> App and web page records

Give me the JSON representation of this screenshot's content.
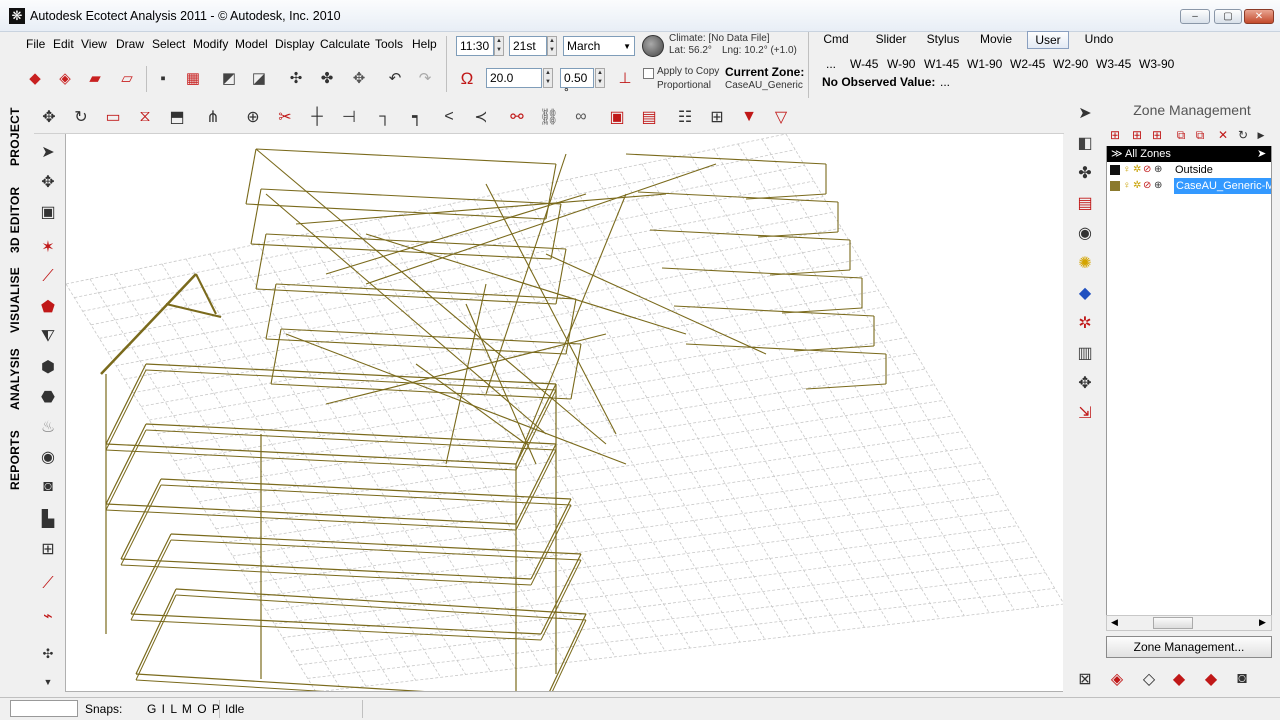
{
  "window": {
    "title": "Autodesk Ecotect Analysis 2011 - © Autodesk, Inc. 2010",
    "app_glyph": "❋",
    "minimize": "–",
    "maximize": "▢",
    "close": "✕"
  },
  "menu": {
    "items": [
      "File",
      "Edit",
      "View",
      "Draw",
      "Select",
      "Modify",
      "Model",
      "Display",
      "Calculate",
      "Tools",
      "Help"
    ]
  },
  "time": {
    "clock": "11:30",
    "day": "21st",
    "month": "March"
  },
  "climate": {
    "label": "Climate: [No Data File]",
    "lat": "Lat: 56.2°",
    "lng": "Lng: 10.2° (+1.0)"
  },
  "scale": {
    "value1": "20.0",
    "value2": "0.50 °",
    "apply_copy": "Apply to Copy",
    "proportional": "Proportional"
  },
  "zone": {
    "label": "Current Zone:",
    "value": "CaseAU_Generic-f"
  },
  "command_tabs": {
    "tabs": [
      "Cmd",
      "Slider",
      "Stylus",
      "Movie",
      "User",
      "Undo"
    ],
    "active": "User"
  },
  "workplane": {
    "ellipsis": "...",
    "buttons": [
      "W-45",
      "W-90",
      "W1-45",
      "W1-90",
      "W2-45",
      "W2-90",
      "W3-45",
      "W3-90"
    ],
    "observed_label": "No Observed Value:",
    "observed_value": "..."
  },
  "left_tabs": [
    "PROJECT",
    "3D EDITOR",
    "VISUALISE",
    "ANALYSIS",
    "REPORTS"
  ],
  "zone_panel": {
    "title": "Zone Management",
    "all_zones": "All Zones",
    "zones": [
      {
        "name": "Outside",
        "swatch": "#111111",
        "selected": false
      },
      {
        "name": "CaseAU_Generic-M",
        "swatch": "#8b7a2e",
        "selected": true
      }
    ],
    "button": "Zone Management..."
  },
  "status": {
    "snaps_label": "Snaps:",
    "snaps_value": "G I  L  M O P",
    "state": "Idle"
  },
  "colors": {
    "wire": "#7a6a1c",
    "grid": "#c8c8c8",
    "selection": "#3399ff"
  }
}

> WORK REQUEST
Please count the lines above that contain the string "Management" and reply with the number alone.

> REPLY
2